The Reluctant Landlords

Homeowners put their white elephants up for rent.

After being appointed Secretary of the Treasury in 2009, Timothy Geithner moved to Washington, D.C., and tried to unload his $1.6 million home near Larchmont, N.Y. No sale. So last summer Geithner joined the growing ranks of accidental landlords.

Finding a tenant is one way to subsidize the wait for housing prices to improve if you don't want to sell at a loss. But it's not easy: Rental stock has multiplied, vacancies are up, and rents are under pressure.

A management company can clue you in on what to charge and handle the details. You typically pay a property manager as much as one month's rent upfront, plus another 5% to 10% of the rent each month. Find a manager at www.rentalhomepros.com, a listing service offered by the National Association of Residential Property Managers. It's critical to conduct a thorough background check on prospective renters. Managers will screen tenants, or you can do it yourself through companies such as First Advantage SafeRent Services (www.fadvsaferent.com), which charges an annual fee of $40 and sells packages of various reports, priced from $15 to $56.

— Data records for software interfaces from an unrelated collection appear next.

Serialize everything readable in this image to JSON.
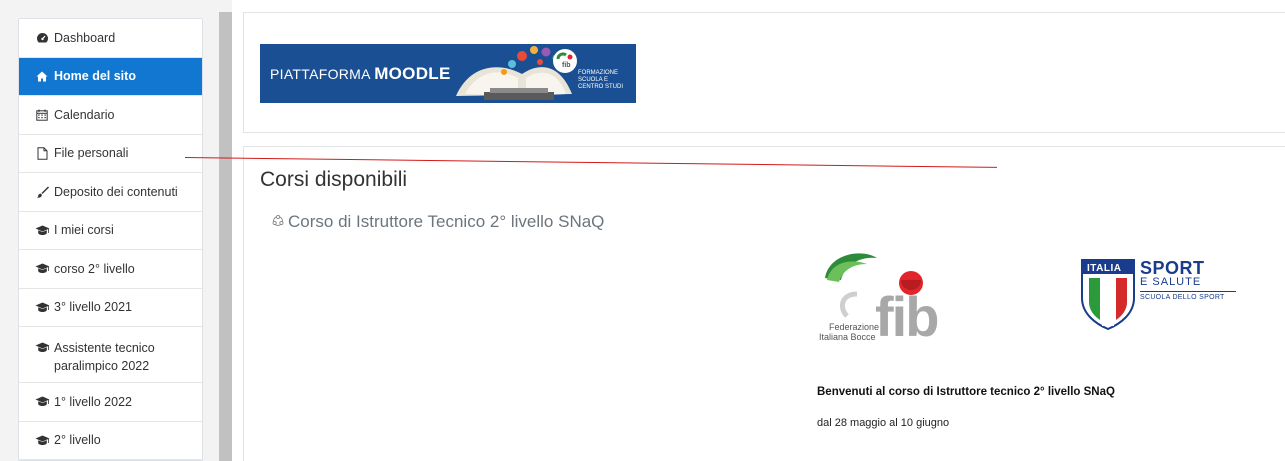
{
  "nav": {
    "items": [
      {
        "label": "Dashboard",
        "icon": "dashboard-icon",
        "active": false
      },
      {
        "label": "Home del sito",
        "icon": "home-icon",
        "active": true
      },
      {
        "label": "Calendario",
        "icon": "calendar-icon",
        "active": false
      },
      {
        "label": "File personali",
        "icon": "file-icon",
        "active": false
      },
      {
        "label": "Deposito dei contenuti",
        "icon": "brush-icon",
        "active": false
      },
      {
        "label": "I miei corsi",
        "icon": "graduation-cap-icon",
        "active": false
      },
      {
        "label": "corso 2° livello",
        "icon": "graduation-cap-icon",
        "active": false
      },
      {
        "label": "3° livello 2021",
        "icon": "graduation-cap-icon",
        "active": false
      },
      {
        "label": "Assistente tecnico paralimpico 2022",
        "icon": "graduation-cap-icon",
        "active": false
      },
      {
        "label": "1° livello 2022",
        "icon": "graduation-cap-icon",
        "active": false
      },
      {
        "label": "2° livello",
        "icon": "graduation-cap-icon",
        "active": false
      }
    ]
  },
  "banner": {
    "title_prefix": "PIATTAFORMA ",
    "title_bold": "MOODLE",
    "subtitle": "FORMAZIONE SCUOLA E CENTRO STUDI",
    "badge": "fib"
  },
  "main": {
    "section_title": "Corsi disponibili",
    "course_name": "Corso di Istruttore Tecnico 2° livello SNaQ",
    "welcome": "Benvenuti al corso di Istruttore tecnico 2° livello SNaQ",
    "dates": "dal 28 maggio al 10 giugno"
  },
  "fib_logo": {
    "text": "fib",
    "caption_line1": "Federazione",
    "caption_line2": "Italiana Bocce"
  },
  "sport_logo": {
    "italia": "ITALIA",
    "sport": "SPORT",
    "salute": "E SALUTE",
    "scuola": "SCUOLA DELLO SPORT"
  },
  "colors": {
    "accent": "#1177d1",
    "banner": "#1a4f93",
    "fib_green": "#2e8b3a",
    "fib_red": "#e0262b",
    "annotation_line": "#d21a1a"
  }
}
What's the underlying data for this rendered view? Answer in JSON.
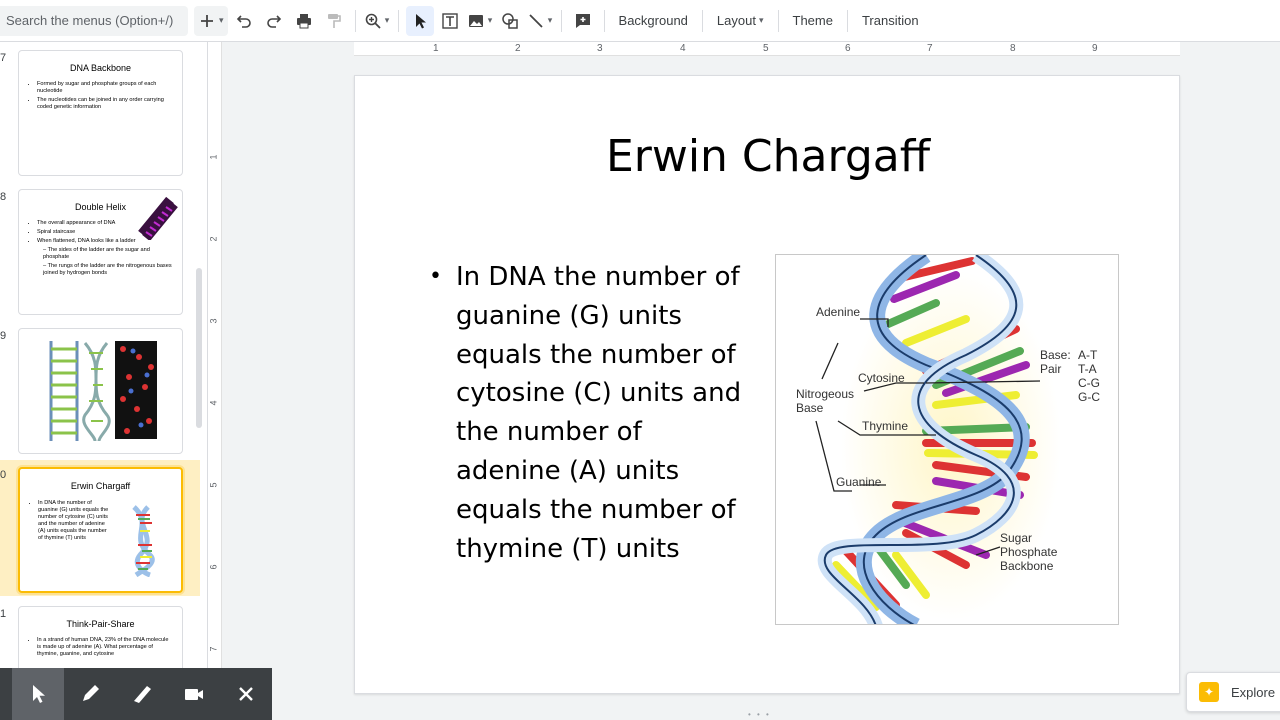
{
  "toolbar": {
    "search_placeholder": "Search the menus (Option+/)",
    "background_label": "Background",
    "layout_label": "Layout",
    "theme_label": "Theme",
    "transition_label": "Transition",
    "caret": "▾"
  },
  "filmstrip": {
    "slides": [
      {
        "num": "7",
        "title": "DNA Backbone",
        "bullets": [
          "Formed by sugar and phosphate groups of each nucleotide",
          "The nucleotides can be joined in any order carrying coded genetic information"
        ]
      },
      {
        "num": "8",
        "title": "Double Helix",
        "bullets": [
          "The overall appearance of DNA",
          "Spiral staircase",
          "When flattened, DNA looks like a ladder"
        ],
        "sub_bullets": [
          "– The sides of the ladder are the sugar and phosphate",
          "– The rungs of the ladder are the nitrogenous bases joined by hydrogen bonds"
        ]
      },
      {
        "num": "9",
        "title": "",
        "bullets": []
      },
      {
        "num": "0",
        "title": "Erwin Chargaff",
        "bullets": [
          "In DNA the number of guanine (G) units equals the number of cytosine (C) units and the number of adenine (A) units equals the number of thymine (T) units"
        ]
      },
      {
        "num": "1",
        "title": "Think-Pair-Share",
        "bullets": [
          "In a strand of human DNA, 23% of the DNA molecule is made up of adenine (A). What percentage of thymine, guanine, and cytosine"
        ]
      }
    ]
  },
  "rulers": {
    "horizontal": [
      "1",
      "2",
      "3",
      "4",
      "5",
      "6",
      "7",
      "8",
      "9"
    ],
    "vertical": [
      "1",
      "2",
      "3",
      "4",
      "5",
      "6",
      "7"
    ]
  },
  "slide": {
    "title": "Erwin Chargaff",
    "bullet_glyph": "•",
    "body": "In DNA the number of guanine (G) units equals the number of cytosine (C) units and the number of adenine (A) units equals the number of thymine (T) units",
    "image_labels": {
      "adenine": "Adenine",
      "nitrogeous_base_line1": "Nitrogeous",
      "nitrogeous_base_line2": "Base",
      "cytosine": "Cytosine",
      "thymine": "Thymine",
      "guanine": "Guanine",
      "base_pair_line1": "Base:",
      "base_pair_line2": "Pair",
      "pairs": [
        "A-T",
        "T-A",
        "C-G",
        "G-C"
      ],
      "backbone_line1": "Sugar",
      "backbone_line2": "Phosphate",
      "backbone_line3": "Backbone"
    }
  },
  "explore_label": "Explore",
  "colors": {
    "accent": "#fbbc04",
    "selection_bg": "#feefc3",
    "presenter_bar": "#3c4043"
  }
}
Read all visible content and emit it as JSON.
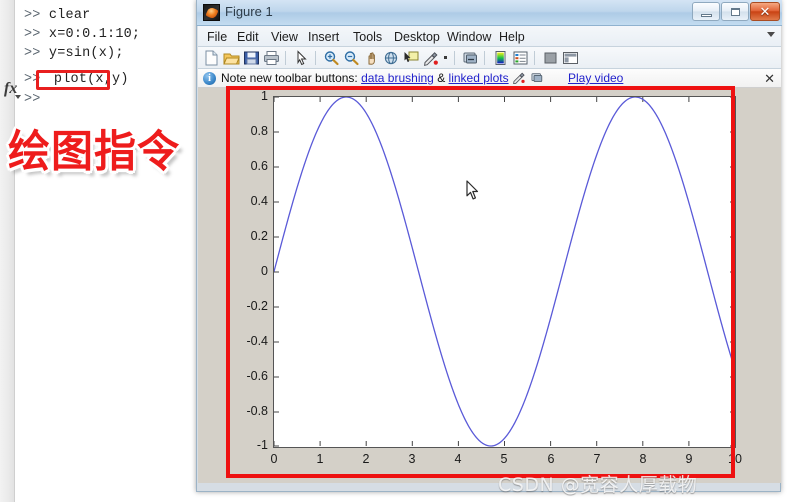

Rental income is taxable. But you can deduct a long list of expenses, including mortgage interest, real estate taxes, depreciation, condo fees, advertising, professional fees, repair costs, travel and insurance. Speaking of insurance, you'll need a landlord policy. It costs about 25% more than a standard homeowners policy, but it covers structural damage to your home as well as any lost rental income that results. Plus, it covers legal fees—just in case your tenant sues you.